The original 1.33:1 aspect ratio of the broadcasts is reproduced faithfully in these DVD transfers. Yes, there are some age related dirt specks, a yellow stripe that interrupts the action once, some moiré patterns, and soft, rough-looking stock footage woven into the episodes. However, color saturation levels are surprisingly strong, and sharpness in studio-shot footage is impressive (sharp enough to easily spot the toupee worn by Herbert Lom). Each episode is divided into 8 chapters without the promos or 9 chapters with them.
The Dolby Digital 2.0 mono track represents the television sound design of the era, so although dialog is clear and music and sound effects don’t get in the way of hearing what you need to hear, these are by-the-book mono tracks, decoded by Dolby Prologic into the center channel. Still, no age related artifacts spoil the fun.
Each episode contains a network promo which can be watched or omitted before watching each episode.
The disc offers trailers for Criminal Minds, Jericho, and the CSI franchise.
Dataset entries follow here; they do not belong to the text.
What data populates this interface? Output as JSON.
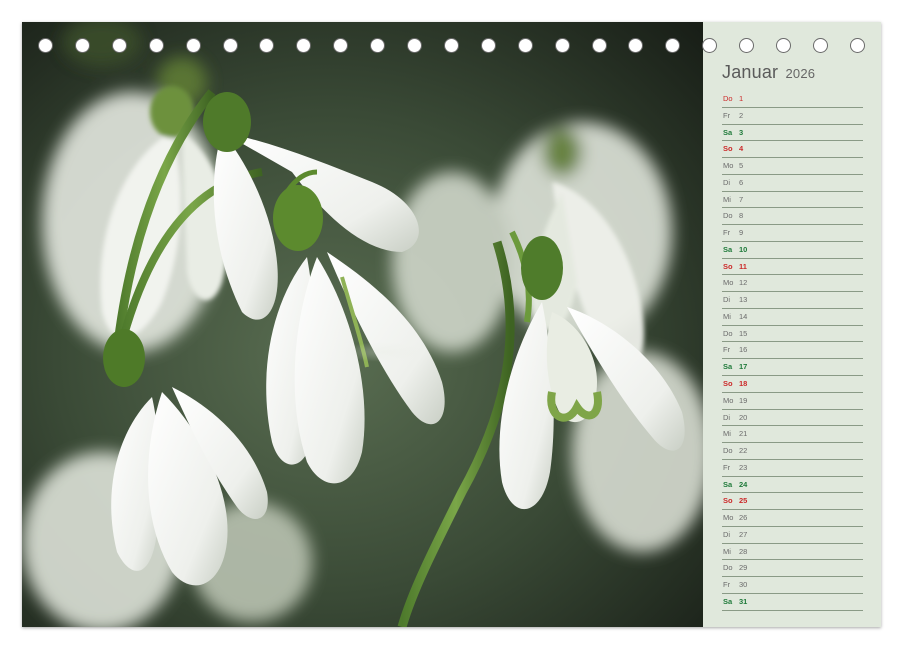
{
  "calendar": {
    "month": "Januar",
    "year": "2026",
    "days": [
      {
        "wd": "Do",
        "d": "1",
        "type": "hol"
      },
      {
        "wd": "Fr",
        "d": "2",
        "type": "week"
      },
      {
        "wd": "Sa",
        "d": "3",
        "type": "sat"
      },
      {
        "wd": "So",
        "d": "4",
        "type": "sun"
      },
      {
        "wd": "Mo",
        "d": "5",
        "type": "week"
      },
      {
        "wd": "Di",
        "d": "6",
        "type": "week"
      },
      {
        "wd": "Mi",
        "d": "7",
        "type": "week"
      },
      {
        "wd": "Do",
        "d": "8",
        "type": "week"
      },
      {
        "wd": "Fr",
        "d": "9",
        "type": "week"
      },
      {
        "wd": "Sa",
        "d": "10",
        "type": "sat"
      },
      {
        "wd": "So",
        "d": "11",
        "type": "sun"
      },
      {
        "wd": "Mo",
        "d": "12",
        "type": "week"
      },
      {
        "wd": "Di",
        "d": "13",
        "type": "week"
      },
      {
        "wd": "Mi",
        "d": "14",
        "type": "week"
      },
      {
        "wd": "Do",
        "d": "15",
        "type": "week"
      },
      {
        "wd": "Fr",
        "d": "16",
        "type": "week"
      },
      {
        "wd": "Sa",
        "d": "17",
        "type": "sat"
      },
      {
        "wd": "So",
        "d": "18",
        "type": "sun"
      },
      {
        "wd": "Mo",
        "d": "19",
        "type": "week"
      },
      {
        "wd": "Di",
        "d": "20",
        "type": "week"
      },
      {
        "wd": "Mi",
        "d": "21",
        "type": "week"
      },
      {
        "wd": "Do",
        "d": "22",
        "type": "week"
      },
      {
        "wd": "Fr",
        "d": "23",
        "type": "week"
      },
      {
        "wd": "Sa",
        "d": "24",
        "type": "sat"
      },
      {
        "wd": "So",
        "d": "25",
        "type": "sun"
      },
      {
        "wd": "Mo",
        "d": "26",
        "type": "week"
      },
      {
        "wd": "Di",
        "d": "27",
        "type": "week"
      },
      {
        "wd": "Mi",
        "d": "28",
        "type": "week"
      },
      {
        "wd": "Do",
        "d": "29",
        "type": "week"
      },
      {
        "wd": "Fr",
        "d": "30",
        "type": "week"
      },
      {
        "wd": "Sa",
        "d": "31",
        "type": "sat"
      }
    ]
  },
  "binding": {
    "hole_count": 23
  },
  "colors": {
    "sidebar_bg": "#e0e8dc",
    "saturday": "#1f7a3a",
    "sunday": "#cc2a2a",
    "weekday": "#6b6b6b"
  },
  "photo": {
    "subject_icon": "snowdrop-flowers-photo"
  }
}
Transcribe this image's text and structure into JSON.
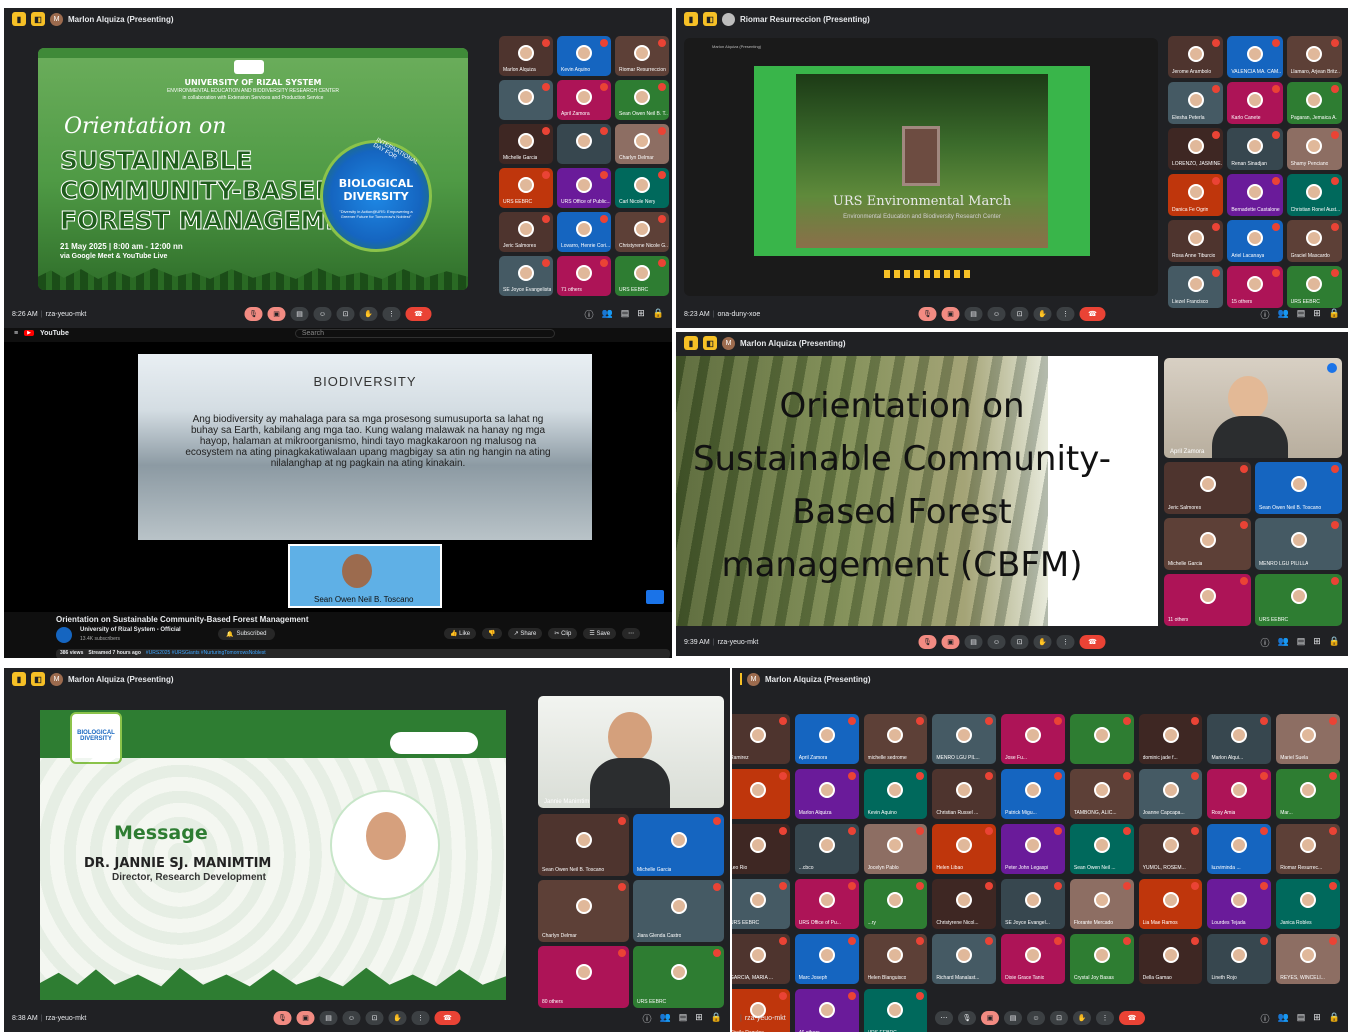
{
  "panels": {
    "p1": {
      "presenter": "Marlon Alquiza (Presenting)",
      "avatar_letter": "M",
      "slide": {
        "org": "UNIVERSITY OF RIZAL SYSTEM",
        "center": "ENVIRONMENTAL EDUCATION AND BIODIVERSITY RESEARCH CENTER",
        "collab": "in collaboration with Extension Services and Production Service",
        "script_title": "Orientation on",
        "title_line1": "SUSTAINABLE",
        "title_line2": "COMMUNITY-BASED",
        "title_line3": "FOREST MANAGEMENT",
        "date": "21 May 2025 | 8:00 am - 12:00 nn",
        "venue": "via Google Meet & YouTube Live",
        "badge_title": "BIOLOGICAL DIVERSITY",
        "badge_ribbon": "INTERNATIONAL DAY FOR",
        "badge_sub": "\"Diversity in Action@URS: Empowering a Greener Future for Tomorrow's Noblest\""
      },
      "tiles": [
        "Marlon Alquiza",
        "Kevin Aquino",
        "Riomar Resurreccion",
        "",
        "April Zamora",
        "Sean Owen Neil B. T...",
        "Michelle Garcia",
        "",
        "Charlyn Delmar",
        "URS EEBRC",
        "URS Office of Public...",
        "Carl Nicole Nery",
        "Jeric Salmores",
        "Lovarro, Henrie Cori...",
        "Christyrene Nicole G...",
        "SE Joyce Evangelista",
        "71 others",
        "URS EEBRC"
      ],
      "time": "8:26 AM",
      "code": "rza-yeuo-mkt"
    },
    "p2": {
      "presenter": "Riomar Resurreccion (Presenting)",
      "inner_presenter": "Marlon Alquiza (Presenting)",
      "slide_title": "URS Environmental March",
      "slide_sub": "Environmental Education and Biodiversity Research Center",
      "tiles": [
        "Jerome Arambolo",
        "VALENCIA MA. CAM...",
        "Llamaro, Arjean Britz...",
        "Elesha Peterla",
        "Karlo Canete",
        "Pagaran, Jemaica A.",
        "LORENZO, JASMINE...",
        "Renan Sinadjan",
        "Shamy Penciano",
        "Danica Fe Ogrin",
        "Bernadette Castalone",
        "Christian Ronel Aust...",
        "Rosa Anne Tiburcio",
        "Ariel Lacanaya",
        "Graciel Mascardo",
        "Liezel Francisco",
        "15 others",
        "URS EEBRC"
      ],
      "time": "8:23 AM",
      "code": "ona-duny-xoe"
    },
    "p3": {
      "site": "YouTube",
      "search_placeholder": "Search",
      "slide_title": "BIODIVERSITY",
      "slide_body": "Ang biodiversity ay mahalaga para sa mga prosesong sumusuporta sa lahat ng buhay sa Earth, kabilang ang mga tao. Kung walang malawak na hanay ng mga hayop, halaman at mikroorganismo, hindi tayo magkakaroon ng malusog na ecosystem na ating pinagkakatiwalaan upang magbigay sa atin ng hangin na ating nilalanghap at ng pagkain na ating kinakain.",
      "pip_name": "Sean Owen Neil B. Toscano",
      "video_title": "Orientation on Sustainable Community-Based Forest Management",
      "channel": "University of Rizal System - Official",
      "subs": "13.4K subscribers",
      "subscribed": "Subscribed",
      "like": "Like",
      "share": "Share",
      "clip": "Clip",
      "save": "Save",
      "views": "386 views",
      "streamed": "Streamed 7 hours ago",
      "tags": "#URS2025 #URSGiants #NurturingTomorrowsNoblest"
    },
    "p4": {
      "presenter": "Marlon Alquiza (Presenting)",
      "slide_text": "Orientation on Sustainable Community-Based Forest management (CBFM)",
      "main_tile": "April Zamora",
      "tiles": [
        "Jeric Salmores",
        "Sean Owen Neil B. Toscano",
        "Michelle Garcia",
        "MENRO LGU PILILLA",
        "11 others",
        "URS EEBRC"
      ],
      "time": "9:39 AM",
      "code": "rza-yeuo-mkt"
    },
    "p5": {
      "presenter": "Marlon Alquiza (Presenting)",
      "slide_heading": "Message",
      "speaker": "DR. JANNIE SJ. MANIMTIM",
      "role": "Director, Research Development",
      "badge": "BIOLOGICAL DIVERSITY",
      "main_tile": "Jannie Manimtim",
      "tiles": [
        "Sean Owen Neil B. Toscano",
        "Michelle Garcia",
        "Charlyn Delmar",
        "Jiara Glenda Castro",
        "80 others",
        "URS EEBRC"
      ],
      "time": "8:38 AM",
      "code": "rza-yeuo-mkt"
    },
    "p6": {
      "presenter": "Marlon Alquiza (Presenting)",
      "tiles": [
        "Ramirez",
        "April Zamora",
        "michelle sedrome",
        "MENRO LGU PIL...",
        "Jose Fu...",
        "",
        "dominic jade f...",
        "Marlon Alqui...",
        "Mariel Suela",
        "",
        "Marlon Alquiza",
        "Kevin Aquino",
        "Christian Russel ...",
        "Patrick Migu...",
        "TAMBONG, ALIC...",
        "Joanne Capcapa...",
        "Rosy Amia",
        "Mar...",
        "Leo Rio",
        "...cbco",
        "Jocelyn Pablo",
        "Helen Libao",
        "Peter John Legaspi",
        "Sean Owen Neil ...",
        "YUMOL, ROSEM...",
        "luzviminda ...",
        "Riomar Resurrec...",
        "URS EEBRC",
        "URS Office of Pu...",
        "...ry",
        "Christyrene Nicol...",
        "SE Joyce Evangel...",
        "Florante Mercado",
        "Lia Mae Ramos",
        "Lourdes Tejada",
        "Janica Robles",
        "GARCIA, MARIA ...",
        "Marc Joseph",
        "Helen Blanguisco",
        "Richard Manalast...",
        "Dixie Grace Tanio",
        "Crystal Joy Basas",
        "Della Gamao",
        "Lineth Rojo",
        "REYES, WINCELI...",
        "Sheila Ragulne",
        "46 others",
        "URS EEBRC"
      ],
      "code": "rza-yeuo-mkt"
    }
  },
  "colors": {
    "meet_bg": "#202124",
    "tile_bg": "#3c4043",
    "end_call": "#ea4335",
    "forest_green": "#2e7d32",
    "accent_yellow": "#f6c026"
  }
}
It’s disappointing not to have commentaries or featurettes featuring members of the cast who are still alive, but at least the quality of this fourth season of Hawaii Five-O is about as good as one could hope for. It’s a set full of pleasures and treasures.